[INFORMATION SHOWN]

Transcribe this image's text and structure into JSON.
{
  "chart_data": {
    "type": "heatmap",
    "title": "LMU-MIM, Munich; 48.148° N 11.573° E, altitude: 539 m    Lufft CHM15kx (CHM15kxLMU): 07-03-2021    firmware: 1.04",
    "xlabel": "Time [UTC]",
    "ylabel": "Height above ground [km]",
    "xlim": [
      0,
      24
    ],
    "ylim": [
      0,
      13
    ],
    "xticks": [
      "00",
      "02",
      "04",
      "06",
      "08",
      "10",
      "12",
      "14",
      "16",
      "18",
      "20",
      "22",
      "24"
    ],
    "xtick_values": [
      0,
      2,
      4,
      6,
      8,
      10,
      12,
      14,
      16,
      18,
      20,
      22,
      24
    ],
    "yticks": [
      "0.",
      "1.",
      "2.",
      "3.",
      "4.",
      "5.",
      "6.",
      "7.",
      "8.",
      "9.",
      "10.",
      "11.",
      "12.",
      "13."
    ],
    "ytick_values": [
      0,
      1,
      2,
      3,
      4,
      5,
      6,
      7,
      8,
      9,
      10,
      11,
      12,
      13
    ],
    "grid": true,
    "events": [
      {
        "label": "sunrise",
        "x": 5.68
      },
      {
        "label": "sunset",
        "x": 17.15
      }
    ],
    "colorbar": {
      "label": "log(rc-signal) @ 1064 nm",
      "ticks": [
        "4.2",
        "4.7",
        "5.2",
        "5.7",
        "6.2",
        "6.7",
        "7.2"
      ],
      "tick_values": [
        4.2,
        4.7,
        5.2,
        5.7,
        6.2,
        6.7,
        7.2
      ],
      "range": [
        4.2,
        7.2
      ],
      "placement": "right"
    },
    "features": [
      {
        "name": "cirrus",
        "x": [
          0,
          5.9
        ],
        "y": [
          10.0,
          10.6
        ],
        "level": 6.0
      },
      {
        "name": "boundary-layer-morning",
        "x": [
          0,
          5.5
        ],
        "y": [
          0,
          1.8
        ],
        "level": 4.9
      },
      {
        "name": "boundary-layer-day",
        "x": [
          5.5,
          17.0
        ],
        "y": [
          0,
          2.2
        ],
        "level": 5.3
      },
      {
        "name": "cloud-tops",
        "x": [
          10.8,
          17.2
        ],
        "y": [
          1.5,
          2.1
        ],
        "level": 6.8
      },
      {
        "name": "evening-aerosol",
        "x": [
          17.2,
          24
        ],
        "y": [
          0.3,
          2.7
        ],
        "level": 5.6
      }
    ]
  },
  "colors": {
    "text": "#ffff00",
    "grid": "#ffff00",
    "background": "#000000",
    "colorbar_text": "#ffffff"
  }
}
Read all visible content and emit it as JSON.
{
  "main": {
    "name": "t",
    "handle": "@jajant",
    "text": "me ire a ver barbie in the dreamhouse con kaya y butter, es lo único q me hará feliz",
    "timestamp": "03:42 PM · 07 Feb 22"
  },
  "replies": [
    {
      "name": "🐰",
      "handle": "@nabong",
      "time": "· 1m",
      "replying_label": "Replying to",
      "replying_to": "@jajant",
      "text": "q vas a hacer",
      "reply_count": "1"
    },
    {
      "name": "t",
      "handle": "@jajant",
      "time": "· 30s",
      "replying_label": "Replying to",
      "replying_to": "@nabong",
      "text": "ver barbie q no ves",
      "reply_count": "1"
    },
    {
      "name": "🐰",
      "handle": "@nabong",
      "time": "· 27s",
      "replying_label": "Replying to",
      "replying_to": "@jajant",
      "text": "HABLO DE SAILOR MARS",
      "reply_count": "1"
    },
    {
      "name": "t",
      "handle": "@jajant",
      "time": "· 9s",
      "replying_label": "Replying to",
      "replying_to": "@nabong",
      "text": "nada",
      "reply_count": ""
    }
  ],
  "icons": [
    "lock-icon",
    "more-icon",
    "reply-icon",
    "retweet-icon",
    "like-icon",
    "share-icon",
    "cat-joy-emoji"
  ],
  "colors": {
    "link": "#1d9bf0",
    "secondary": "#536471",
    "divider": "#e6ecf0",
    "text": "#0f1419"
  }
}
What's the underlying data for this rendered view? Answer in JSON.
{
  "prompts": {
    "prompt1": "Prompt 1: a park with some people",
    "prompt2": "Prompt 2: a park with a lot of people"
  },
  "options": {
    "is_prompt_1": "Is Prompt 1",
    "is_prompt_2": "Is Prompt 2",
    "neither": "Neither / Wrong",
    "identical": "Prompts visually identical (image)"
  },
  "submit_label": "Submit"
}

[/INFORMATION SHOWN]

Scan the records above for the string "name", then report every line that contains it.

        "name": "cirrus",
        "name": "boundary-layer-morning",
        "name": "boundary-layer-day",
        "name": "cloud-tops",
        "name": "evening-aerosol",
    "name": "t",
      "name": "🐰",
      "name": "t",
      "name": "🐰",
      "name": "t",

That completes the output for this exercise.